## WHAT IS BEING ASKED
Find the lines below that include the word "reading" and state how many there are, adding nothing.

*** DATA SUPPLIED ***

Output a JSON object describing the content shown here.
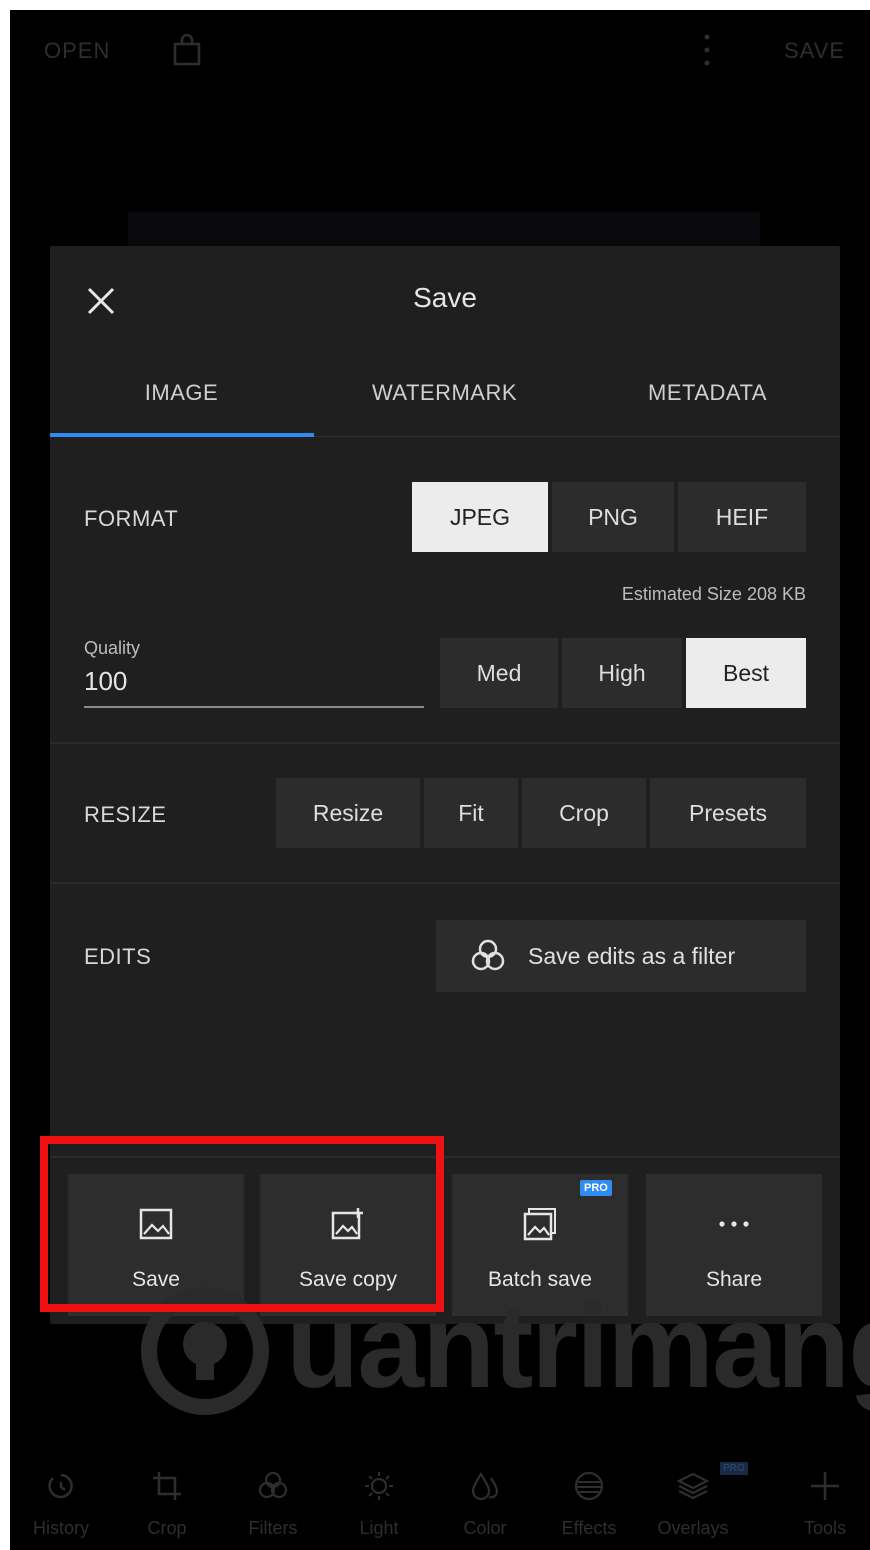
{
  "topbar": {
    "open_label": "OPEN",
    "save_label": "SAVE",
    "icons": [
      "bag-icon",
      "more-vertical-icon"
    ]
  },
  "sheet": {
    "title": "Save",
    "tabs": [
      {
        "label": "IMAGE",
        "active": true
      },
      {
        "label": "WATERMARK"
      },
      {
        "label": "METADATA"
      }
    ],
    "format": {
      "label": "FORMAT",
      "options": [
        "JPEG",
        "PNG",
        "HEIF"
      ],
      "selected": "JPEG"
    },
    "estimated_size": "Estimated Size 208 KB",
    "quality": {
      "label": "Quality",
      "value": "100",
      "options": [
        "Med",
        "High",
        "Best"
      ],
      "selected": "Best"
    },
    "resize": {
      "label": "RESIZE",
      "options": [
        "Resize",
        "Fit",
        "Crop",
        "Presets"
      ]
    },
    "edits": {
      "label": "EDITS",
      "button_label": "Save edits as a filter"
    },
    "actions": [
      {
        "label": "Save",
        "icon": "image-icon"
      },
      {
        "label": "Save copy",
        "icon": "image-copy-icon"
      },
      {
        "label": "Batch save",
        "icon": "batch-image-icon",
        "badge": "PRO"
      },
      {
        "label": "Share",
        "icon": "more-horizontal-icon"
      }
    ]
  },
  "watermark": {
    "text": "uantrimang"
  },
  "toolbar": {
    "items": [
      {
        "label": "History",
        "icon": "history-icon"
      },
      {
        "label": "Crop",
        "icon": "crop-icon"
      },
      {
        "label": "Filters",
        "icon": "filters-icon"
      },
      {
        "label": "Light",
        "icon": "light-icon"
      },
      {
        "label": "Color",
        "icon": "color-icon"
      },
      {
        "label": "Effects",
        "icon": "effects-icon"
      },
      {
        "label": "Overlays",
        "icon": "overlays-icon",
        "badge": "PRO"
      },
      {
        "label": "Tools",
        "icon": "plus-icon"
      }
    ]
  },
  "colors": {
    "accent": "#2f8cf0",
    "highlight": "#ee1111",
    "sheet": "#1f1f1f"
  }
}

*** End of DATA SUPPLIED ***
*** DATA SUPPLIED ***

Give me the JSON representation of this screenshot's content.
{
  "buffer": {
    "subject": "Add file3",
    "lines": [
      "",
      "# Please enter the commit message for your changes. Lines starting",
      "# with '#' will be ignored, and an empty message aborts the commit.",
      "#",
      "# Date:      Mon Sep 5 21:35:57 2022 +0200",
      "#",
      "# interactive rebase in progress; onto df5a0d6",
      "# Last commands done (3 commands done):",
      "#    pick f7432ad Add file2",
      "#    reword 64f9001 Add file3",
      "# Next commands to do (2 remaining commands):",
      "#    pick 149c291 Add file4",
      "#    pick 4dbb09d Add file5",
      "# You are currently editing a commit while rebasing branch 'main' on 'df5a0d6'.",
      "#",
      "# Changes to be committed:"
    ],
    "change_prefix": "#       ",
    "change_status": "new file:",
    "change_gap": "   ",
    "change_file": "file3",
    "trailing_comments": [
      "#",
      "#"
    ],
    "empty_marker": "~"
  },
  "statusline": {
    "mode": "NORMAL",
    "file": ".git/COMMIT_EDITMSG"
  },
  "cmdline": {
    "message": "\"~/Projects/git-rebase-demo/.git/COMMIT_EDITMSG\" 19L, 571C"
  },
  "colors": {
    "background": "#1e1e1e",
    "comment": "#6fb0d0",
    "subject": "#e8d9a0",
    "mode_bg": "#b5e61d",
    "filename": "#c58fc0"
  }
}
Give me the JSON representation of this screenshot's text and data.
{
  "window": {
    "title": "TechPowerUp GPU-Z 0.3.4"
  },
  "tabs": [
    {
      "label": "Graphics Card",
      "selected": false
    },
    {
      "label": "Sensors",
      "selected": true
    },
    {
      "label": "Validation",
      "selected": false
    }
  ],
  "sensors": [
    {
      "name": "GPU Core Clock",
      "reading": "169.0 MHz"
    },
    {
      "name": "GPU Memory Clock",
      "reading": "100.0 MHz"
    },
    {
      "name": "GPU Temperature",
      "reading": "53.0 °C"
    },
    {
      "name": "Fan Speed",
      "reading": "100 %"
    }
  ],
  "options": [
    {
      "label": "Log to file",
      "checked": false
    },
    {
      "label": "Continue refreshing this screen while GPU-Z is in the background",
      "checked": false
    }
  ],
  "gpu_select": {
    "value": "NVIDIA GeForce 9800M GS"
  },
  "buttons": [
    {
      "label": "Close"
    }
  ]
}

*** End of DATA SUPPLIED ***

## SOLUTION TO THIS PROBLEM
4